Young people are biologically wired for the three critical assets that lead to social improvement: novelty, risk, and peer authority. It’s no coincidence that many American high-tech companies like UPS, Microsoft, Apple, HP and Dell for instance were all started by teenagers on bicycles and in garages and dormitories. But that is because the system works to a considerable degree in America unlike in Nigeria. Brain science confirms the unique power of young people to see new things and then take the risks to bring them to the rest of us. Because young people listen to each other more than they listen to adults, they also bring their entire generation along with them. Yes, biology is on our side.

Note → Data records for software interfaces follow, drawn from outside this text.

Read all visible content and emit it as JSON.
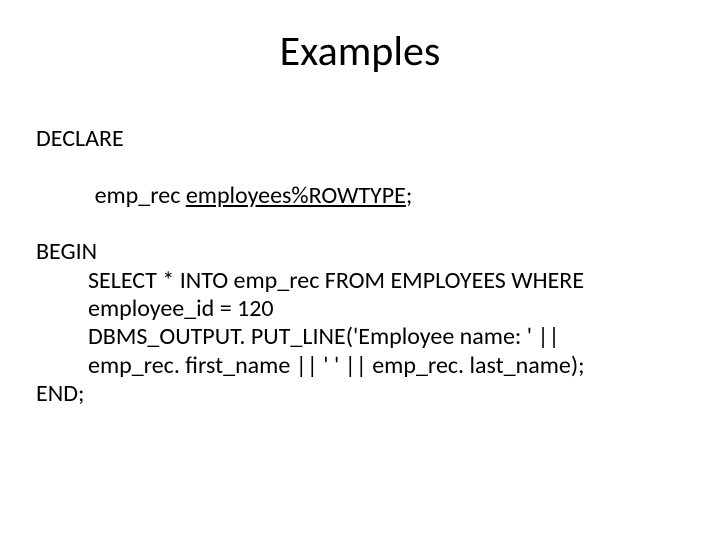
{
  "title": "Examples",
  "code": {
    "l1": "DECLARE",
    "l2a": "emp_rec",
    "l2b": " ",
    "l2c": "employees%ROWTYPE",
    "l2d": ";",
    "l3": "BEGIN",
    "l4": "SELECT * INTO emp_rec FROM EMPLOYEES WHERE",
    "l5": "employee_id = 120",
    "l6": "DBMS_OUTPUT. PUT_LINE('Employee name: ' ||",
    "l7": "emp_rec. first_name || ' ' || emp_rec. last_name);",
    "l8": "END;"
  }
}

Every parent knows the intrinsic value of starting early, whether it’s reading, computation, sports, or the arts. What you learn and do in childhood will stay with you for the rest of your life. In the same way, there is a deep connection between youth service and lifelong service and even philanthropy. Yes, childhood is on our side.
The world’s problems today are extremely complex and interrelated, driven by competing political, social and economic forces. Climate change and humanity’s role are now backed by irrefutable science and clean water, the essence of all life is in scarce supply in many parts of the world. This phenomenon, the diminution of Lake Chad, has been identified as one of the causative factors for the intractable nature of the Boko Haram crisis. The desertification of the northern part of Nigeria could also be a contributing factor to explosion of deadly banditry in the North West and North Central parts of the country. Simply put, we cannot afford for young people to grow up before they learn about and help solve our biggest challenges. No, time is not on our side.
Before it is too late, we must raise our hands against the devil and block the yawning gap before there is too much bile and venom in our mouths. The new normal must envision and work toward a scenario where young Nigerians take the lead in changing the country and the world at large. Working with partners in and outside Nigeria, we must help young people find their voice, take action and make an impact on vital community issues. Young people have always been at the centre of social change and we ignore their potential to reshape the world at our peril. If the civilised, law-abiding society does not engage them, someone else certainly will.
Huzaifa Jega is a management consultant and lives in Abuja